Los Angeles Continuum of Care

The LA CoC has an estimated 43,854 homeless people (LA CoC excludes the cities of Glendale, Pasadena and Long Beach). Los Angeles is the largest urban county in the nation at 4,083 square miles. While in some areas average incomes are amongst the highest in the country, there is also incredible poverty. Furthermore, Los Angeles is one of the most racially diverse and ethnically varied counties in the U.S. The political landscape is equally complex as the LACoC includes 85 separate cities. Many of these cities, including the City of Los Angeles are further divided into council districts. All cities and unincorporated areas are overlaid by one of five County Supervisorial Districts. To ensure local control and planning, LAHSA has divided the County into eight geographic areas designated as Service Planning Areas (SPA’s). Each SPA is expected to have a balance of homeless services.
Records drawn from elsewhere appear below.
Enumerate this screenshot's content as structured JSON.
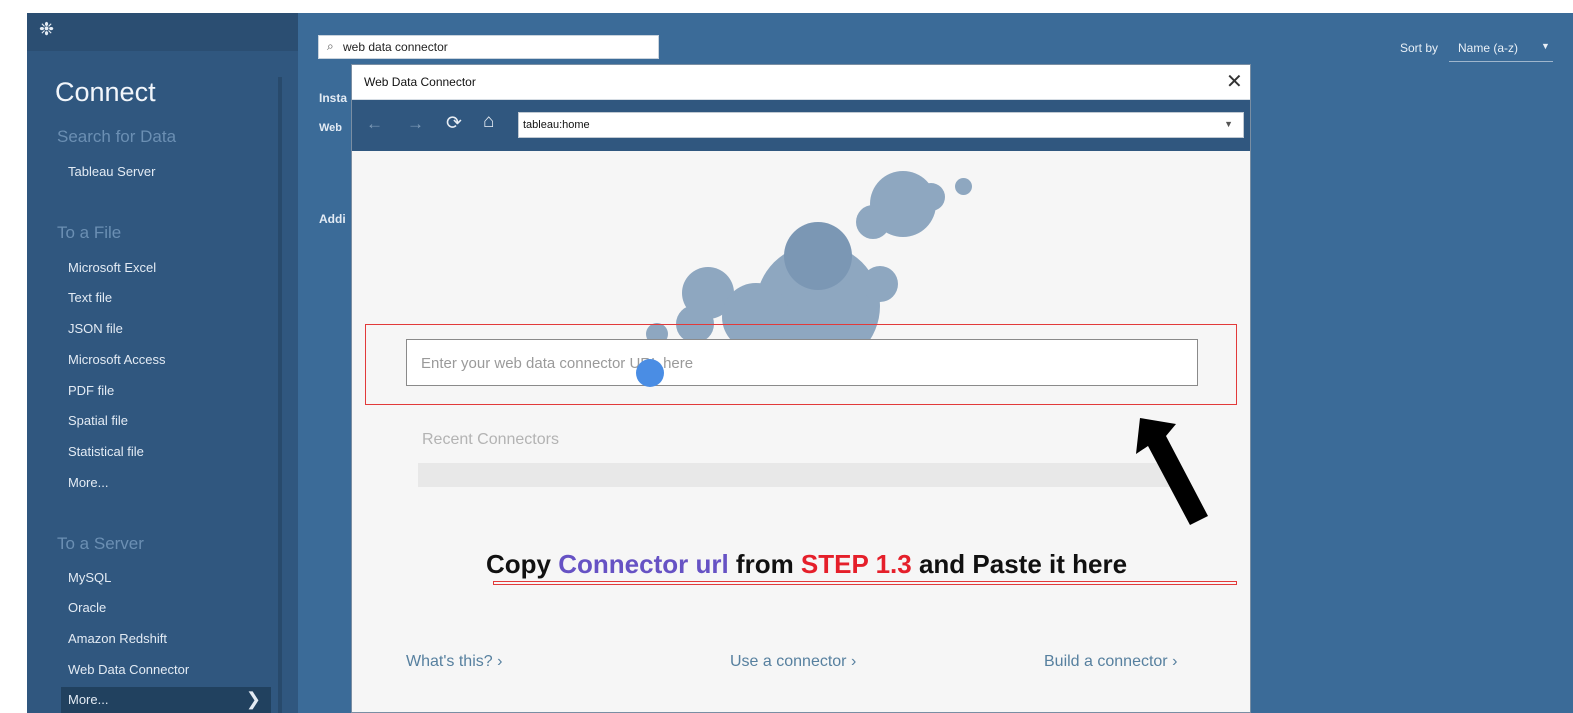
{
  "sidebar": {
    "logo_glyph": "❉",
    "connect_title": "Connect",
    "search_heading": "Search for Data",
    "search_items": [
      "Tableau Server"
    ],
    "file_heading": "To a File",
    "file_items": [
      "Microsoft Excel",
      "Text file",
      "JSON file",
      "Microsoft Access",
      "PDF file",
      "Spatial file",
      "Statistical file",
      "More..."
    ],
    "server_heading": "To a Server",
    "server_items": [
      "MySQL",
      "Oracle",
      "Amazon Redshift",
      "Web Data Connector"
    ],
    "server_more": "More...",
    "more_chevron": "❯"
  },
  "main": {
    "search_value": "web data connector",
    "search_icon": "⌕",
    "sort_label": "Sort by",
    "sort_value": "Name (a-z)",
    "sort_caret": "▼",
    "peek_1": "Insta",
    "peek_2": "Web",
    "peek_3": "Addi"
  },
  "dialog": {
    "title": "Web Data Connector",
    "close_glyph": "✕",
    "nav": {
      "back_glyph": "←",
      "forward_glyph": "→",
      "refresh_glyph": "⟳",
      "home_glyph": "⌂",
      "address": "tableau:home",
      "address_caret": "▼"
    },
    "url_placeholder": "Enter your web data connector URL here",
    "recent_label": "Recent Connectors",
    "links": {
      "whats_this": "What's this? ›",
      "use_connector": "Use a connector ›",
      "build_connector": "Build a connector ›"
    }
  },
  "annotation": {
    "part1": "Copy ",
    "part2": "Connector url",
    "part3": " from ",
    "part4": "STEP 1.3",
    "part5": " and Paste it here"
  },
  "colors": {
    "app_bg": "#3b6b98",
    "sidebar_bg": "#30577f",
    "highlight_red": "#e23a3a",
    "purple": "#6652c4",
    "bubble": "#8ea7c0"
  }
}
LAHSA helps coordinate efforts among agencies, businesses, community leaders, government agencies and elected officials to determine priority needs and services from a local, regional and county-wide basis.

Continuum of Care is a term that serves dual purposes in the arena of homeless service delivery:

Service Delivery System

A Continuum of Care is an integrated system of care that guides and tracks homeless individuals & families through a comprehensive array of housing & services designed to prevent and end homelessness.

Jurisdictional Body

A Continuum of Care (CoC) is a regional or local planning body that coordinates housing and services funding for homeless families and individuals.

HUD requires communities to submit a single application for McKinney-Vento Homeless Assistance Grants in order to streamline the funding application process, encourage coordination of housing and service providers on a local level and promote the development of Continuums of Care (CoCs). A lead agency is designated to coordinate and submit the annual application. LAHSA is the lead agency for the Los Angeles CoC.

According to HUD, a CoC is "a community plan to organize and deliver housing and services to meet the specific needs of people who are homeless as they move to stable housing and maximize self-sufficiency. It includes action steps to end homelessness and prevent a return to homelessness." HUD identifies four necessary parts of a continuum:

  • Outreach, intake and assessment
  • Emergency shelter
  • Transitional housing with supportive services
  • Permanent & permanent supportive housing with services if needed

CoC’s are responsible for managing and tracking the homeless systems of care in their community. One of the most important activities entrusted to CoC’s is the biannual count of the homeless population and an annual enumeration of emergency systems, transitional housing units and beds that make up the homeless assistance systems. These counts provide an overview of the state of homelessness in a CoC and offer the information necessary to redirect services, funding and resources as necessary.